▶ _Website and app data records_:
######
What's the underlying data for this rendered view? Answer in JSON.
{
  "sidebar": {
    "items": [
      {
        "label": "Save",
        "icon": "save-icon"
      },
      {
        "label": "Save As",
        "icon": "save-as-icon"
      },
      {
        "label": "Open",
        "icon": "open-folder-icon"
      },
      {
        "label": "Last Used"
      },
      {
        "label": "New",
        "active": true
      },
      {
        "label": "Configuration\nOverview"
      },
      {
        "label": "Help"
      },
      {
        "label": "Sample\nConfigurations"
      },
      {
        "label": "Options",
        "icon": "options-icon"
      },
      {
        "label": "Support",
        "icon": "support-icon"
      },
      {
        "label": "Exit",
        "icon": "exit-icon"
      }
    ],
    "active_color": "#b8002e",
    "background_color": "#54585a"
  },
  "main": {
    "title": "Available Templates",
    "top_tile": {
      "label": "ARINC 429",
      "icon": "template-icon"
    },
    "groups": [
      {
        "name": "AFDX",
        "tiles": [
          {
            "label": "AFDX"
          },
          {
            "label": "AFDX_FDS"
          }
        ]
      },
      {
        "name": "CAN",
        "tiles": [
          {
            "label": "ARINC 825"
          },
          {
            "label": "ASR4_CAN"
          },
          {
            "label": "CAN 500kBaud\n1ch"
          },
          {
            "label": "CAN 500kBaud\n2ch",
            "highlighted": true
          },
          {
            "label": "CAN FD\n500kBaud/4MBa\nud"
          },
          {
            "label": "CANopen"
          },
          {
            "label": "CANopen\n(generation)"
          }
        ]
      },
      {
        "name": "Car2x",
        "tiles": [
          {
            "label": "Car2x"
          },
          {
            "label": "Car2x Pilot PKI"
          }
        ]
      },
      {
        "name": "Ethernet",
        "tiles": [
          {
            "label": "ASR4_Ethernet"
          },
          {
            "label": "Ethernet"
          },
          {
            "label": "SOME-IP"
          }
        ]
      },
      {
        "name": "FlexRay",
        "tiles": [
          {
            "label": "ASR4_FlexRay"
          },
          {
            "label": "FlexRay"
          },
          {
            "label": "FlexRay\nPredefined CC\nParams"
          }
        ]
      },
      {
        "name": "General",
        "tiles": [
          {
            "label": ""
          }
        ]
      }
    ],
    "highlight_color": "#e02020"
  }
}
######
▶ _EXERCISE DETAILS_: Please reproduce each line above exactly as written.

▶ _ANSWER TO THE PROBLEM_:
What's the underlying data for this rendered view? Answer in JSON.
{
  "sidebar": {
    "items": [
      {
        "label": "Save",
        "icon": "save-icon"
      },
      {
        "label": "Save As",
        "icon": "save-as-icon"
      },
      {
        "label": "Open",
        "icon": "open-folder-icon"
      },
      {
        "label": "Last Used"
      },
      {
        "label": "New",
        "active": true
      },
      {
        "label": "Configuration\nOverview"
      },
      {
        "label": "Help"
      },
      {
        "label": "Sample\nConfigurations"
      },
      {
        "label": "Options",
        "icon": "options-icon"
      },
      {
        "label": "Support",
        "icon": "support-icon"
      },
      {
        "label": "Exit",
        "icon": "exit-icon"
      }
    ],
    "active_color": "#b8002e",
    "background_color": "#54585a"
  },
  "main": {
    "title": "Available Templates",
    "top_tile": {
      "label": "ARINC 429",
      "icon": "template-icon"
    },
    "groups": [
      {
        "name": "AFDX",
        "tiles": [
          {
            "label": "AFDX"
          },
          {
            "label": "AFDX_FDS"
          }
        ]
      },
      {
        "name": "CAN",
        "tiles": [
          {
            "label": "ARINC 825"
          },
          {
            "label": "ASR4_CAN"
          },
          {
            "label": "CAN 500kBaud\n1ch"
          },
          {
            "label": "CAN 500kBaud\n2ch",
            "highlighted": true
          },
          {
            "label": "CAN FD\n500kBaud/4MBa\nud"
          },
          {
            "label": "CANopen"
          },
          {
            "label": "CANopen\n(generation)"
          }
        ]
      },
      {
        "name": "Car2x",
        "tiles": [
          {
            "label": "Car2x"
          },
          {
            "label": "Car2x Pilot PKI"
          }
        ]
      },
      {
        "name": "Ethernet",
        "tiles": [
          {
            "label": "ASR4_Ethernet"
          },
          {
            "label": "Ethernet"
          },
          {
            "label": "SOME-IP"
          }
        ]
      },
      {
        "name": "FlexRay",
        "tiles": [
          {
            "label": "ASR4_FlexRay"
          },
          {
            "label": "FlexRay"
          },
          {
            "label": "FlexRay\nPredefined CC\nParams"
          }
        ]
      },
      {
        "name": "General",
        "tiles": [
          {
            "label": ""
          }
        ]
      }
    ],
    "highlight_color": "#e02020"
  }
}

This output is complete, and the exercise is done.